This month focused on the creation of a priority species list for this season’s seed collections.  It consisted of a delicate balance between native plant communities of anticipated future reclamation needs, competition with invasive weeds, erosion control, pollinator habitat, seed market needs, and the overall needs of the Colorado Plateau Native Plant Program.  Inclement weather and completion of the priority list have been limiting factors for ventures into the field.  As the rains have receded, roads dried, and the list solidified, the desert has become more inviting to field work.  In an effort to maximize my time at the Vernal Field Office, I have expressed interest in accompanying the field excursions of a variety of specialties, including botany, paleontology, and law enforcement. Recently I took part in surveys for reported fossils as well as endemic species of yucca, cacti, and beardtongue. In addition to exploring career paths and learning BLM methodology, these field days were valuable opportunities to orient myself in the varied landscape and become familiar with the flora. As the season progresses, my time in the field will be increasing. I am about to start scouting potential seed collection sites, and will continue to pursue field excursions with multiple specialties.

Asteraceae through the loupe

Old Growth Sclerocactus alongside the next generation

Close-up of Sarcobatus vermiculatus (Greasewood)

View from the survey location of a potential gravel pit site

Native Pollination in action, this Astragalus chamaeleuce has a Bombus visitor

This herd was on a site as we surveyed it for the presence of Sclerocactus, a threatened native plant. As domesticated horses have escaped captivity or been abandoned on public land, some survive and reproduce to create feral herds. Feral horses can be detrimental to native sensitive plant species by trampling vegetation, overgrazing, and altering soil properties. Their impacts differ from native large ungulates and livestock because they aren’t limited by hunters, natural predators, or grazing permits.

Where is Vernal?
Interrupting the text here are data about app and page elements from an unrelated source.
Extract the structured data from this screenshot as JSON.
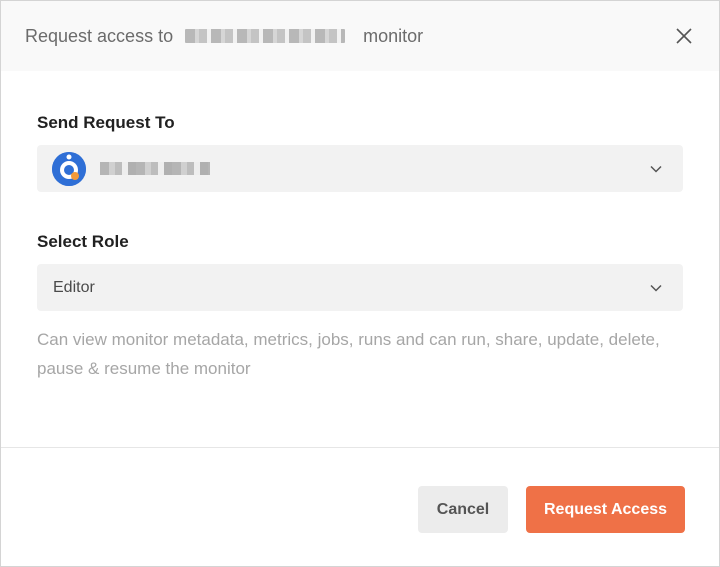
{
  "header": {
    "title_prefix": "Request access to",
    "title_suffix": "monitor"
  },
  "send_request": {
    "label": "Send Request To"
  },
  "role": {
    "label": "Select Role",
    "selected": "Editor",
    "description": "Can view monitor metadata, metrics, jobs, runs and can run, share, update, delete, pause & resume the monitor"
  },
  "footer": {
    "cancel_label": "Cancel",
    "submit_label": "Request Access"
  },
  "icons": {
    "close": "close-icon",
    "chevron": "chevron-down-icon",
    "avatar": "team-avatar-icon"
  },
  "colors": {
    "accent": "#ef7147",
    "avatar_bg": "#2f6fd6"
  }
}
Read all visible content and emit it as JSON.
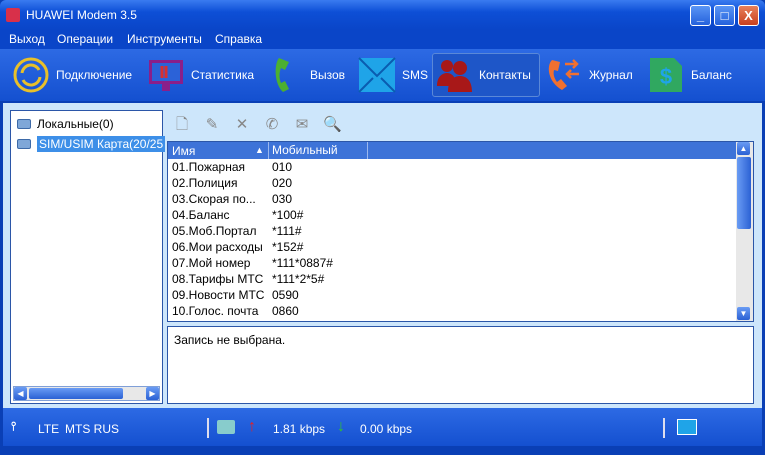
{
  "window": {
    "title": "HUAWEI Modem 3.5",
    "minimize": "_",
    "maximize": "□",
    "close": "X"
  },
  "menu": [
    "Выход",
    "Операции",
    "Инструменты",
    "Справка"
  ],
  "toolbar": [
    {
      "label": "Подключение",
      "icon": "connect-icon"
    },
    {
      "label": "Статистика",
      "icon": "statistics-icon"
    },
    {
      "label": "Вызов",
      "icon": "phone-icon"
    },
    {
      "label": "SMS",
      "icon": "sms-icon"
    },
    {
      "label": "Контакты",
      "icon": "contacts-icon"
    },
    {
      "label": "Журнал",
      "icon": "log-icon"
    },
    {
      "label": "Баланс",
      "icon": "balance-icon"
    }
  ],
  "tree": [
    {
      "label": "Локальные(0)"
    },
    {
      "label": "SIM/USIM Карта(20/25"
    }
  ],
  "table": {
    "columns": [
      "Имя",
      "Мобильный"
    ],
    "sort_indicator": "▲",
    "rows": [
      [
        "01.Пожарная",
        "010"
      ],
      [
        "02.Полиция",
        "020"
      ],
      [
        "03.Скорая по...",
        "030"
      ],
      [
        "04.Баланс",
        "*100#"
      ],
      [
        "05.Моб.Портал",
        "*111#"
      ],
      [
        "06.Мои расходы",
        "*152#"
      ],
      [
        "07.Мой номер",
        "*111*0887#"
      ],
      [
        "08.Тарифы МТС",
        "*111*2*5#"
      ],
      [
        "09.Новости МТС",
        "0590"
      ],
      [
        "10.Голос. почта",
        "0860"
      ]
    ]
  },
  "detail": "Запись не выбрана.",
  "status": {
    "network": "LTE",
    "operator": "MTS RUS",
    "upload": "1.81 kbps",
    "download": "0.00 kbps"
  },
  "colors": {
    "accent": "#0a45c8",
    "selection": "#3d8fe8",
    "panel": "#cde6fb"
  }
}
The right seed, in the right place, at the right time.  This straight-forward goal was synthesized by the Colorado Plateau Native Plant Program, at a conference in Monticello, Utah. It assimilated a broad range of presentations, including the latest research on local plant genetics intertwined with climate variability, new conservation technology, and agronomic requirements for successful seed production. This simplistic goal resulted from a conversation of the various stakeholders involved with collection and production of native plants for habitat restoration.  Often, the center stage of this conversation was Vernal, UT.

I have been an intern with the Bureau of Land Management in Vernal now for several weeks. During that time, I was able to attend the conference in Monticello and see where Vernal lies in the big picture of native plant restoration.  When I first arrived in my new habitat, the local flora was covered with two feet of snow after what had been an unusual winter.  However, I have learned it is a botanically interesting region due to roughly fifty endemic species associated with local geology, especially the oil-shale.  The energy sector also finds this area very interesting. Consequently, there are abundant future reclamation needs. The anticipated demand for native seeds played a key role in Vernal’s place at the conference.

While the snow melted, I compiled data to answer the question of “what seed?” I have become acquainted with the local flora of the herbarium and their locations on a map. However, I got my first taste of the field today, checking on seedlings of a milkvetch species that is endemic to a particular bend of the Green River.  The tiny seedlings were exciting to find and identify, being that they are so unique to that location. The landscape was enamoring, and I look forward to a season of discovering its hidden gems.

A view of the Uinta Mountains

Endemic Astragalus species

Endemic Astragalus species

Budsage… enamoring landscape in the background